An auto trade journal says it has identified most of the fatal crashes linked to the General Motors ignition switch recall, and believes eight of the 12 deaths involved cars built before GM made a change to the switch in April 2006
A report published Thursday by Automotive Newssays its research shows seven involved Chevrolet Cobalts, one a Saturn Ion.
In April 2006 the GM engineer responsible for the ignition switches used in the recalled cars "signed a document approving changes to the switch proposed by the supplier Delphi Mechatronics," according to a GM timeline submitted to the National Highway Traffic Safety Administration as part of the current recall.
The lack of later incidents indicates the 2006 changes made the switch less vulnerable to the recall flaw -- being jarred out of "run," shutting off the engine and disabling the air bags. But there was no recall in 2006 to install the new switch -- a move that might have saved the eight lives noted by Automotive News.
GM has told USA TODAY that it believes the new-design switch began being installed late in 2006, but can't say for sure because, according to its recall timeline, "this change to the switch was not reflected in a corresponding change in the part number for the ignition switch."
Failing to identify the modified -- and apparently safer -- switch with a new part number appears to violate GM policy. It also could violate federal rules if the switch was changed to fix a safety problem but NHTSA wasn't notified.
GM has not identified the engineer, nor said why the engineer took that action.
Last month, GM recalled 1.62 million cars worldwide to replace ignition switches. The list includes 2005-07 Cobalt and 2003-07 Ion, and also Chevrolet HHR, other Saturns and some Pontiac models, which all use the same switch.
GM did assign a new part number to the switch used in 2008 and later models -- which are not part of the recall.
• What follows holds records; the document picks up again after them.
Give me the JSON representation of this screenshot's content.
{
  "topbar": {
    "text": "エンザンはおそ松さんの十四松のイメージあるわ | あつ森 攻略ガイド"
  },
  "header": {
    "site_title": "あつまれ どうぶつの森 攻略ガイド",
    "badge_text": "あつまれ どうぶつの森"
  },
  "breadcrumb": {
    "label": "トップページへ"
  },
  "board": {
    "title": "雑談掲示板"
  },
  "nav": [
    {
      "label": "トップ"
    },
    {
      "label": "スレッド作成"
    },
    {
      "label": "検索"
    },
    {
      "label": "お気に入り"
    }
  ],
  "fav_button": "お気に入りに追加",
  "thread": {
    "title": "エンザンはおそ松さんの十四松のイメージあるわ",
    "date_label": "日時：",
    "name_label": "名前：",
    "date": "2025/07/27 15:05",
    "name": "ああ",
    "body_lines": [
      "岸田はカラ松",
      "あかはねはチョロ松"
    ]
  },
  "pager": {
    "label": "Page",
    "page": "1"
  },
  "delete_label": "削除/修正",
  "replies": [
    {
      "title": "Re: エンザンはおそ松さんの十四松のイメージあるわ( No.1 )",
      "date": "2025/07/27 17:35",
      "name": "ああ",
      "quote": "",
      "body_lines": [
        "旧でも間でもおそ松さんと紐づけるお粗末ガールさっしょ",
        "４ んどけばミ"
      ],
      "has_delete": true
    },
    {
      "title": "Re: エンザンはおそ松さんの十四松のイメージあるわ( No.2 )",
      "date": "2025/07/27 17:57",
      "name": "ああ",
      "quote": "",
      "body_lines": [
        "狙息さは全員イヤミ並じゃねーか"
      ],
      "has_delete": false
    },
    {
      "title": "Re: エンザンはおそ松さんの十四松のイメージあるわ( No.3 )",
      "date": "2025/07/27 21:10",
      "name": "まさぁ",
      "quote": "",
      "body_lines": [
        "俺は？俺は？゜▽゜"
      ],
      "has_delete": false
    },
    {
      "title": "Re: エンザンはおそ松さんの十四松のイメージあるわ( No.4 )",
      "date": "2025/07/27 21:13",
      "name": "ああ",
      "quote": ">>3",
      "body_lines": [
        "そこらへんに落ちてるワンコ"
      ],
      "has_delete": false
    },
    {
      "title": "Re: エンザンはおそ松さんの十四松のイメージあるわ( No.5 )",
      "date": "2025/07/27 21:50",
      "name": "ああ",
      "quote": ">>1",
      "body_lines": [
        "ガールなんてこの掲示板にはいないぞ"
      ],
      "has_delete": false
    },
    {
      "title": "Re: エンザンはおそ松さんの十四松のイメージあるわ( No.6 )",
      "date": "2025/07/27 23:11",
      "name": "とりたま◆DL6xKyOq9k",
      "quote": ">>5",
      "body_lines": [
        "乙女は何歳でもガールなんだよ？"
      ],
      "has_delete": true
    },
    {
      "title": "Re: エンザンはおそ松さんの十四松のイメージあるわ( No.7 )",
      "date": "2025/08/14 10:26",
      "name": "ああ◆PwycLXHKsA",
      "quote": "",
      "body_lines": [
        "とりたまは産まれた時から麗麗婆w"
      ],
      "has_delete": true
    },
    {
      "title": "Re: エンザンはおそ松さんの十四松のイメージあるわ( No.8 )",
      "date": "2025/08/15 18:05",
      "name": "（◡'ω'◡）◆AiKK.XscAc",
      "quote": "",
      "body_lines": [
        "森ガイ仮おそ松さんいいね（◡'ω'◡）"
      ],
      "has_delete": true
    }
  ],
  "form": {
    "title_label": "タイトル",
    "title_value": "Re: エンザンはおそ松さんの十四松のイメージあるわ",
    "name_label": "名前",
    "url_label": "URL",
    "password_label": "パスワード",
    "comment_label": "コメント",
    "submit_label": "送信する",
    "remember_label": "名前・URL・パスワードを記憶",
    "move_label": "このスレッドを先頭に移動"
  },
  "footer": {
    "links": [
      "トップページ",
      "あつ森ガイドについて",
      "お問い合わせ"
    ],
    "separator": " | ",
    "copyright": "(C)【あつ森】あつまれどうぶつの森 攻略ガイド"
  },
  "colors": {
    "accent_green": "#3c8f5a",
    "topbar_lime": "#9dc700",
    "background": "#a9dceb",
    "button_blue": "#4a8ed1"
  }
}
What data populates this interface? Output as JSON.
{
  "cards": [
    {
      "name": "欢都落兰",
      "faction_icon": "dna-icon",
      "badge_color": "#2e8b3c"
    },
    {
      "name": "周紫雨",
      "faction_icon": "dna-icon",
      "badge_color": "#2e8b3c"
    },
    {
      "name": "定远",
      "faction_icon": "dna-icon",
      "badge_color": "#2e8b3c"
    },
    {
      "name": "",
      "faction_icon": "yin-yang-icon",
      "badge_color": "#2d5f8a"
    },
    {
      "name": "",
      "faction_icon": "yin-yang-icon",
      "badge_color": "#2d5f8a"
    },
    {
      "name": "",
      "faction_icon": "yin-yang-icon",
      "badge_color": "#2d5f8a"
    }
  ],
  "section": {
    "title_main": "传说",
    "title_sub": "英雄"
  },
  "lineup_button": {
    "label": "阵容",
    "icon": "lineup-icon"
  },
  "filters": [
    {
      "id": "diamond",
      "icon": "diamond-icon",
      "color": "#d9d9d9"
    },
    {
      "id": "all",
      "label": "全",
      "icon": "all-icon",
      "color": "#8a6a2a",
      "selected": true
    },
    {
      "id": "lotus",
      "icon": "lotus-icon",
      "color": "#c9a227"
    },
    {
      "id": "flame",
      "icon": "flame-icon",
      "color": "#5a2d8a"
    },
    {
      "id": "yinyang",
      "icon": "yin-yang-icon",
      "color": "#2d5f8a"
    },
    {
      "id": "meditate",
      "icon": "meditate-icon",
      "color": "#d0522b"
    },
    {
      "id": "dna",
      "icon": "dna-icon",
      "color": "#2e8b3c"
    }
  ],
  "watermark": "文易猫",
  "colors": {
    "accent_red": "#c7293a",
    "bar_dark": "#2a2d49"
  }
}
The automaker has refused to provide details of, or even list, the accidents that resulted in the 12 deaths.
It has acknowledged in the timeline filed with NHTSA a July 2005 fatal crash of a Cobalt in Maryland. That crash was identified in a 2007 meeting between GM and NHTSA, according to the timeline.
AutomotiveNews compiled a list of the remaining Cobalt deaths from newly filed lawsuits against GM, other legal documents and accident investigation data. The dates and locations are:
October 2006 in St. Croix County, Wis.October 2007 in Lyndhurst, OhioSeptember 2008 in Berrien County, Mich. (two fatalities)April 2009 near Knox, Pa. (two fatalities)December 2009 near Murfreesboro, Tenn.
The publication also said it identified two of the four Ion fatalities by matching reports in two databases -- Early Warning Reporting data submitted by GM to federal regulators, and entries in NHTSA's separate Fatality Analysis Reporting System (FARS) based on law enforcement crash reports.
AutomotiveNews said one Ion death occurred in Texas in November 2004, and the other in Missouri in February 2009, which was after the 2006 switch change.
It also said FARS lists three more fatalities in frontal crashes of 2004 Ions between 2004 and May 2009, but it could not determine which two GM is counting in the 12. GM told regulators in February that all four Ion deaths it is aware of involved 2004 models.